As the world continues to play catch up with coronavirus pandemic, which has unleashed terror around the globe, Africa has not been spared, as the disease continues to slowly crawl into the continent.

Statistics have suggested that compared to other parts of the world, that we have been lucky at least for the moment, not to have come face to face with the full terror unleashed by the pandemic.

But as we continue to ride on this luck, which we have no idea how long it will last, the continent has not been left with many choices other than be at the mercy of the developed world.

Researchers from different parts of the world, be it from Australia, The UK, China or America, keep updating the world. Be it on the biological structure of the virus, or maybe a testing kit that takes shorter time to get results, we on the other hand have been relying on rumours and fake news from various platforms online. This is not only to feed our curiosity, but also to sway our minds from a possible horror story that likely awaits ahead.

I can’t help but notice every time my friends on social media become optimistic, whenever there is some sort of good news in the fight against the virus, courtesy of foreign scientists.


What’s disheartening is that some of our experts have been reduced to conveyor belts of dissemination of latest research information from their foreign colleagues; some details that we can easily access online.

It is as if no form of scientific research structure exists in this part of the world. It is as though we are completely out of touch with the situation. In other words, we have been reduced to spectators.

The saddening fact is that this is not first time that as a continent we are just mere spectators in the midst of such an outbreak.

Such laxity or should we call it ignorance may be best explained by how much African governments have been investing in research.

The 2017 Unesco Institute for Statistics survey released in June 2019 showed Israel and South Korea as the world’s leading spenders on research and development (R&D), as a percentage of gross domestic product (GDP). The two countries spent 4.6% of GDP on R&D, compared with the 2.4% average of the Organization for Economic Co-operation and Development (OECD) in that year.

That’s just but one example. A good number of research investment lists are dominated by Western and East Asian countries, while no African country appears even in the top 20 of the pack. We are talking about the second most populous continent.

Here in Kenya, out of the Sh3.02 trillion 2019-2020 budget, the government allocated Sh1.0 billion to modernise facilities in Kenya Industrial Research and Development Institute (KIRDI).


As for the many talented heads in Africa; scientists who shine even at the international level, when they come back home, they are either frustrated or do not find a conducive working environment.

Case in point is Dr Jean-Jacques Muyembe, a microbiologist who after graduating with a Ph.D. in Belgium, instead of enjoying the comfort of Europe, he decided to go back to his home country of Democratic Republic of Congo to try and at least bring sanity to the medical situation there.

But what did he find when he went back? A less than ideal working environment, which was characterized with insecurity and lack of working apparatus. However, that did not discourage him from trying to save his people, having been the first scientist to discover the hemorrhagic fever, Ebola, and also pioneered the treatment of the same.
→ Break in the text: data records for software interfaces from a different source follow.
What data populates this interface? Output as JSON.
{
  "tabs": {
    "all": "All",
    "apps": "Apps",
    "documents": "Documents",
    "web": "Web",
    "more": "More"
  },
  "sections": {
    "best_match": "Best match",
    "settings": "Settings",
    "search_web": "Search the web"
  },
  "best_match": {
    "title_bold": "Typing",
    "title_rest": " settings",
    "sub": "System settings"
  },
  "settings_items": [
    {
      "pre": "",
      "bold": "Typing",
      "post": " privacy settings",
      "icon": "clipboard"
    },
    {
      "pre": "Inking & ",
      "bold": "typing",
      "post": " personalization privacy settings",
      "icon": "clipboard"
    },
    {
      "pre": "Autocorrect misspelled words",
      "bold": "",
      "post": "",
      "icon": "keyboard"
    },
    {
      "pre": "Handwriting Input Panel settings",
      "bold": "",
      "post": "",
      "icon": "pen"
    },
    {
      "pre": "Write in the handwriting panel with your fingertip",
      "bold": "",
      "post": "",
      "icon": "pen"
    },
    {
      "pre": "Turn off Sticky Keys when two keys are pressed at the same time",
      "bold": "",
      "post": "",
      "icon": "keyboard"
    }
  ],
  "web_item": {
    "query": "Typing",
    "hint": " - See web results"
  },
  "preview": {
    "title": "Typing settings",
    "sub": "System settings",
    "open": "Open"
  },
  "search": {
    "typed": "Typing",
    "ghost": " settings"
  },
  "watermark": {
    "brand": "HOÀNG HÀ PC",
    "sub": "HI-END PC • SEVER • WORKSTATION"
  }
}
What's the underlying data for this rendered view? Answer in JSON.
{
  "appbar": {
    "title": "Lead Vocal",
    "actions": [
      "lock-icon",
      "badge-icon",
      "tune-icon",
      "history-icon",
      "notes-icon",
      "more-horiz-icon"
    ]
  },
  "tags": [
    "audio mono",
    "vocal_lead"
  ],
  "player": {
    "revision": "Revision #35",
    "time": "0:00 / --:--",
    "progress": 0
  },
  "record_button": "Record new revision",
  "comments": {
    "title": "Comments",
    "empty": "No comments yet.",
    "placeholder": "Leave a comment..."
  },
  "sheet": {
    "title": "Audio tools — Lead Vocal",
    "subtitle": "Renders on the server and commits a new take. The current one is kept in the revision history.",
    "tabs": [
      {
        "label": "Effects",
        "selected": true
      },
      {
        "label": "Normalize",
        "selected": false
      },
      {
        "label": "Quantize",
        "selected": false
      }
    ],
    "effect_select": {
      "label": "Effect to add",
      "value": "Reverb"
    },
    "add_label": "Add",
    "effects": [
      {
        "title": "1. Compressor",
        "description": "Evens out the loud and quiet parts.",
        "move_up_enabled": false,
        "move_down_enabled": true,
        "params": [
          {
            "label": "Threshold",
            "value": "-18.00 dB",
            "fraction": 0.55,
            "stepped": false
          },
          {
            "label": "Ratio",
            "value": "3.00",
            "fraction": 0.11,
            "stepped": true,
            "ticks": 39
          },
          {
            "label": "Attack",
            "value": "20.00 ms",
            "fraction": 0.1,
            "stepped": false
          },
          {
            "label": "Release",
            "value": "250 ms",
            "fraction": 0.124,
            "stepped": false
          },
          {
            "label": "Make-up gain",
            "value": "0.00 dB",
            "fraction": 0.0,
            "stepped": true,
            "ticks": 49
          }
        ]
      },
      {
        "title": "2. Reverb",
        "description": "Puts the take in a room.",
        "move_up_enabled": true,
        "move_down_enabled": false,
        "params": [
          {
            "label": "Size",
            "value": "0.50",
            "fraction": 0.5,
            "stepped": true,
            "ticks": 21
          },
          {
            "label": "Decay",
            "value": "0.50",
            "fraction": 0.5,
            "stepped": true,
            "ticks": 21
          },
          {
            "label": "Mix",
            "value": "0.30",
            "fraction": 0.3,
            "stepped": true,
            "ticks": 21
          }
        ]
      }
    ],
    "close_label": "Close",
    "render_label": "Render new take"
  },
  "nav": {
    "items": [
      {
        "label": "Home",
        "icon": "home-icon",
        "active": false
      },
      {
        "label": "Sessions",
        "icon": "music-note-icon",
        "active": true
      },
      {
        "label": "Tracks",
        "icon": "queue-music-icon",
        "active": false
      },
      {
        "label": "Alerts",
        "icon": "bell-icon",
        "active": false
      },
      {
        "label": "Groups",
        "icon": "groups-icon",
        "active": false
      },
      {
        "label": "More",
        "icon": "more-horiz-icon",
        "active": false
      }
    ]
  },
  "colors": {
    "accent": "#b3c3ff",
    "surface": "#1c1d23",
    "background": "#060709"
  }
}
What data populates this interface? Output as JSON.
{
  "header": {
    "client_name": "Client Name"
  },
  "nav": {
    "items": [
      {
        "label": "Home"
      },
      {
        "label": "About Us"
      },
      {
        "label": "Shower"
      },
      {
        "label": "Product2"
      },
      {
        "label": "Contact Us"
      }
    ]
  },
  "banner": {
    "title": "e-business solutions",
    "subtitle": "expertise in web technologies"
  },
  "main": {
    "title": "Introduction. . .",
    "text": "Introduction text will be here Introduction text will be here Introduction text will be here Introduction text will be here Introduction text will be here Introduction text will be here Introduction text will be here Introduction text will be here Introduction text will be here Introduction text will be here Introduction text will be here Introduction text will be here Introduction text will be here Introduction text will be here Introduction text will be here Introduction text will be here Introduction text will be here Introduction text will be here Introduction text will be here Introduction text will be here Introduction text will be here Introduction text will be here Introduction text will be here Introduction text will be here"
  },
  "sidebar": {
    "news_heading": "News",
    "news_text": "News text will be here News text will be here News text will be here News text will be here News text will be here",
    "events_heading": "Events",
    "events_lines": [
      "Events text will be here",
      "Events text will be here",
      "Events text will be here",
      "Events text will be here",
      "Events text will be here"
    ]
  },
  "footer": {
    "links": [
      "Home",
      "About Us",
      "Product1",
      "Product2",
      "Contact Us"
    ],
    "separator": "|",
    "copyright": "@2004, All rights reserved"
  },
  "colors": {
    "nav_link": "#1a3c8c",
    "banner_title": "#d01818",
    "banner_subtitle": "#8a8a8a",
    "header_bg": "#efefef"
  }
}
There are many true sons and daughters of Africa who despite their hardships, have shown the will to change the medical and research situation in the continent, only to be frustrated by the system, and finally fade away.